* [Work required]: The whole listing, from first line to last: copy it exactly.

======== Provided records

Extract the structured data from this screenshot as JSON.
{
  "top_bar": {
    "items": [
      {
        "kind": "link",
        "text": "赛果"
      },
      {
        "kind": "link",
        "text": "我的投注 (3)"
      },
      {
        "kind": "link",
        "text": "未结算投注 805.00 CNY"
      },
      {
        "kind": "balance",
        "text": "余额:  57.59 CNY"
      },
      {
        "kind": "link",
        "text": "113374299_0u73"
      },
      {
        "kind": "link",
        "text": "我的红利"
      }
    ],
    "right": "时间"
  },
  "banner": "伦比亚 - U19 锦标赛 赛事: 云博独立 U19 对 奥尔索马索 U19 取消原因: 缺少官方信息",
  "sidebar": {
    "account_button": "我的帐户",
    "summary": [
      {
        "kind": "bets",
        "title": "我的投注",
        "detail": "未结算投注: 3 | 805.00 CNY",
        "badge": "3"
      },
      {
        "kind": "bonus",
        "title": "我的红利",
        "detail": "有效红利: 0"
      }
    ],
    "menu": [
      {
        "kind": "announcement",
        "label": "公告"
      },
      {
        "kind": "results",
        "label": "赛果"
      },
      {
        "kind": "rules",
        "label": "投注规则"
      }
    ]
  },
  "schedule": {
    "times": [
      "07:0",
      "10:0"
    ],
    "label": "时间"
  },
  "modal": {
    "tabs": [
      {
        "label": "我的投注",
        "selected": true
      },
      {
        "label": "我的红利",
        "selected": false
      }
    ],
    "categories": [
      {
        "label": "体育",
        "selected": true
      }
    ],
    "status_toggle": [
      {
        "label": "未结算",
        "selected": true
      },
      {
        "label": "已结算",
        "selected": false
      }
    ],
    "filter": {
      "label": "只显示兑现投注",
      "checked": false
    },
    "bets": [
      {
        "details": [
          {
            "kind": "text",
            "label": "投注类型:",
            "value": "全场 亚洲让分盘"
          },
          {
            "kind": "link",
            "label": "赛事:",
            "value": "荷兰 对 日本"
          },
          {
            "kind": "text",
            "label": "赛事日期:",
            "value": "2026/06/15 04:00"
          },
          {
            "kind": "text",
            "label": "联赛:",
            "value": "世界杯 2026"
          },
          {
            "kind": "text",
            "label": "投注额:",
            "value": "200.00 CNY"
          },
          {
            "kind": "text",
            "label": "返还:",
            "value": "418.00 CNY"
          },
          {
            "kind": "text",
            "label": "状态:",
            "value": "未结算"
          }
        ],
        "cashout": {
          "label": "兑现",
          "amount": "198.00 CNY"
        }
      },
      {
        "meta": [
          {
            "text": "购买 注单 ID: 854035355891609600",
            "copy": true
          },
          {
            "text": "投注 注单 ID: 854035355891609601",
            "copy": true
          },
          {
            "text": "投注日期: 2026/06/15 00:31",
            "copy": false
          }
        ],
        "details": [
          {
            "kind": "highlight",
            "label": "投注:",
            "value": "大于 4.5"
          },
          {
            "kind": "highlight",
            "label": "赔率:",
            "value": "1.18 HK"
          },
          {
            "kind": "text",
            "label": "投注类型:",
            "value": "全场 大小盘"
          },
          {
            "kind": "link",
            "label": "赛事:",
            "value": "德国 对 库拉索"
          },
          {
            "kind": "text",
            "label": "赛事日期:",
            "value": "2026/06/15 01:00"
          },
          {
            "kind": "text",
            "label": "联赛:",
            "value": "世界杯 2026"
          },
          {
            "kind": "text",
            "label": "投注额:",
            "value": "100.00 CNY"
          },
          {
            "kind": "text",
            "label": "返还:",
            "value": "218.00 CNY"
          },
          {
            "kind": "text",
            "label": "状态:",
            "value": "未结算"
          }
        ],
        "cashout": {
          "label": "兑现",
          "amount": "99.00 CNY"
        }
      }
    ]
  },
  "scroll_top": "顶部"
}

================

* [Answer to this problem]:
Extract the structured data from this screenshot as JSON.
{
  "top_bar": {
    "items": [
      {
        "kind": "link",
        "text": "赛果"
      },
      {
        "kind": "link",
        "text": "我的投注 (3)"
      },
      {
        "kind": "link",
        "text": "未结算投注 805.00 CNY"
      },
      {
        "kind": "balance",
        "text": "余额:  57.59 CNY"
      },
      {
        "kind": "link",
        "text": "113374299_0u73"
      },
      {
        "kind": "link",
        "text": "我的红利"
      }
    ],
    "right": "时间"
  },
  "banner": "伦比亚 - U19 锦标赛 赛事: 云博独立 U19 对 奥尔索马索 U19 取消原因: 缺少官方信息",
  "sidebar": {
    "account_button": "我的帐户",
    "summary": [
      {
        "kind": "bets",
        "title": "我的投注",
        "detail": "未结算投注: 3 | 805.00 CNY",
        "badge": "3"
      },
      {
        "kind": "bonus",
        "title": "我的红利",
        "detail": "有效红利: 0"
      }
    ],
    "menu": [
      {
        "kind": "announcement",
        "label": "公告"
      },
      {
        "kind": "results",
        "label": "赛果"
      },
      {
        "kind": "rules",
        "label": "投注规则"
      }
    ]
  },
  "schedule": {
    "times": [
      "07:0",
      "10:0"
    ],
    "label": "时间"
  },
  "modal": {
    "tabs": [
      {
        "label": "我的投注",
        "selected": true
      },
      {
        "label": "我的红利",
        "selected": false
      }
    ],
    "categories": [
      {
        "label": "体育",
        "selected": true
      }
    ],
    "status_toggle": [
      {
        "label": "未结算",
        "selected": true
      },
      {
        "label": "已结算",
        "selected": false
      }
    ],
    "filter": {
      "label": "只显示兑现投注",
      "checked": false
    },
    "bets": [
      {
        "details": [
          {
            "kind": "text",
            "label": "投注类型:",
            "value": "全场 亚洲让分盘"
          },
          {
            "kind": "link",
            "label": "赛事:",
            "value": "荷兰 对 日本"
          },
          {
            "kind": "text",
            "label": "赛事日期:",
            "value": "2026/06/15 04:00"
          },
          {
            "kind": "text",
            "label": "联赛:",
            "value": "世界杯 2026"
          },
          {
            "kind": "text",
            "label": "投注额:",
            "value": "200.00 CNY"
          },
          {
            "kind": "text",
            "label": "返还:",
            "value": "418.00 CNY"
          },
          {
            "kind": "text",
            "label": "状态:",
            "value": "未结算"
          }
        ],
        "cashout": {
          "label": "兑现",
          "amount": "198.00 CNY"
        }
      },
      {
        "meta": [
          {
            "text": "购买 注单 ID: 854035355891609600",
            "copy": true
          },
          {
            "text": "投注 注单 ID: 854035355891609601",
            "copy": true
          },
          {
            "text": "投注日期: 2026/06/15 00:31",
            "copy": false
          }
        ],
        "details": [
          {
            "kind": "highlight",
            "label": "投注:",
            "value": "大于 4.5"
          },
          {
            "kind": "highlight",
            "label": "赔率:",
            "value": "1.18 HK"
          },
          {
            "kind": "text",
            "label": "投注类型:",
            "value": "全场 大小盘"
          },
          {
            "kind": "link",
            "label": "赛事:",
            "value": "德国 对 库拉索"
          },
          {
            "kind": "text",
            "label": "赛事日期:",
            "value": "2026/06/15 01:00"
          },
          {
            "kind": "text",
            "label": "联赛:",
            "value": "世界杯 2026"
          },
          {
            "kind": "text",
            "label": "投注额:",
            "value": "100.00 CNY"
          },
          {
            "kind": "text",
            "label": "返还:",
            "value": "218.00 CNY"
          },
          {
            "kind": "text",
            "label": "状态:",
            "value": "未结算"
          }
        ],
        "cashout": {
          "label": "兑现",
          "amount": "99.00 CNY"
        }
      }
    ]
  },
  "scroll_top": "顶部"
}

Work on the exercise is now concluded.